“Are there other churches like yours?” a friend asked. “I mean multi-cultural, multi-race? I have not encountered any or heard of churches with such a wide mix?”
I had never thought about it. Certainly, I know of churches with two or three ethnic groups. But I don’t know any church with quite the spread that we have. Nor do I know of churches where people of so many different religions and cultures relate so easily together. We don’t have the full range of ethnicities by any means. I greatly regret the small number of Maori and Pacifica people but we do have people from most of the rest of the world.
How have we become like this? Two things come to mind. One is our lounge. The second is fish.
In the course of my work, I have visited large churches (congregations of 500 hundred and more) and one megachurch ( 3000 plus attending). Most, if not all of these have a coffee shop. But I have not seen anything like our large lounge area.
A few features combine to make the space unique. It is spacious, light and comfortable. The human environment is usually friendly and welcoming – as per our motto – ‘Reaching out and Welcoming in’. Tea and coffee are always available. Nowadays these refreshments are free.

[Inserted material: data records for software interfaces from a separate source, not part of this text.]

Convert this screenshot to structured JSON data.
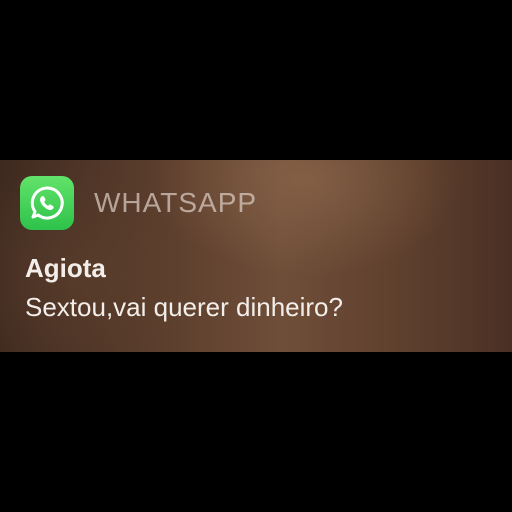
{
  "notification": {
    "app_icon": "whatsapp-icon",
    "app_name": "WHATSAPP",
    "sender": "Agiota",
    "message": "Sextou,vai querer dinheiro?"
  },
  "colors": {
    "background": "#000000",
    "icon_green": "#3fcf56",
    "banner_brown": "#5a3d2c"
  }
}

We used to have a carved wooden representation of two outstretched, cupped hand with a sign ‘Donations’ fixed to it. I recently have taken this away. I think the only function the begging hands played was teaching people how to steal. Over a couple of years, I noted that any amount involving gold coins – $1 or $2 – seldom lasted the day. As a test of this ‘teaching to steal theory’, a friend put in a $5 note. It was gone within the hour. The last time I saw the begging hand in use it had in it three one-cent coins. These remained a few days.
However, the lounge has many life-giving benefits. In its relaxed atmosphere, toddlers play, colour and read in the children’s corner, mothers feed their babies and other adults talk, read or occupy themselves with their devices. Wi-Fi is free. To my mind, the best feature of the space is that we do not make any demands on anyone. The staff is around to help them but we do not ask for anything in return. Although many people do not understand me, I believe this is the Jesus’ way. This is an expression of the love of God.
This is quite different to the way megachurches understand contact with the spirit of God. In cavernous, windowless building, with multiple screens and theatre stage lighting and effects, they invite their audience to make a connection with the divine. In a recent visit, I couldn’t find any foyer space to sit and talk, other than their commercially managed coffee shop.
Some years ago, an old friend from another city asked to stay with us while she attended a growth and leadership conference. Each day she travelled into the huge venue where the conference was being held. There were close to 3000 delegates. Throughout the week our friend bubbled with enthusiasm as to as the inspiring leadership and the wonderful worship times. As she was preparing to leave I asked her had she made any friends at the conference. She hesitated for a moment and then said, “Yes. There was one person. On three days, I ate my lunch with the same woman”. “Will you keep in touch?” I asked. “No – we never exchanged our names” she replied.
I can’t imagine worshipping God without being touch in some way with the people around me. Jesus said, “Love one another”. Being connected to those around me and growing in relationships is a core component of my understanding of what it means to be in touch with Jesus. In my experience, the great benefit of conferences has been the networking and relationships formed with fellow delegates.
In the matter of ‘Reaching Out and Welcoming in’ the fish help greatly. Soon after our complex opened we were given a beautiful fish tank which had within it one large fish. The idea of installing a fish tank in our lounge never occurred to any of us. Soon after its arrival, it became apparent that we would have to engage professional help to care for this fish and the tank and that would cost money. To start us off one of our members donated enough money to care for the fish for six months. Now, it costs $140 per month to keep our tank stocked with interesting fish and the water clean. Would you like to help – sponsor the fish for 3 or 6 months? Talk to Betty Bullot 575 8571. Thank you.
The truth is that fish talk. They can speak Cantonese, Russian, French, Japanese, Korean and Spanish. And if someone arrives next week from Outer Mongolia, they will talk their language too. Fish talk to babies and toddlers, and grandparents. Newcomers from any culture or any religion who are not sure where to look can examine the fish and it visibly relaxes them.
Right now, our Sunday church services are in a bit of a slump. Sadly, we have lost through death some of our heroes in the faith. But, where are the younger ones? I wonder if our understanding of Christianity and church life suits the world in which we live? Maybe, today’s 30’s and 40’s and younger people, want to be anonymous in an excited “Britain’s Got Talent”, atmosphere, listening to preachers who never have any doubts. Maybe our meeting and greeting and working to create community is not what the younger generations want? It may not be what they want but I do believe it is what many of them, their teens and their children need.
Whatever, when feeling down I turn on the timing-light beside the fish tank and the brightly lit fish talk to me. They will talk to anyone who cares to listen. They are always beautiful and always positive. And they seem to calmly say, ‘Never give up!’ As I read the Bible and pray I hear Jesus saying the same thing.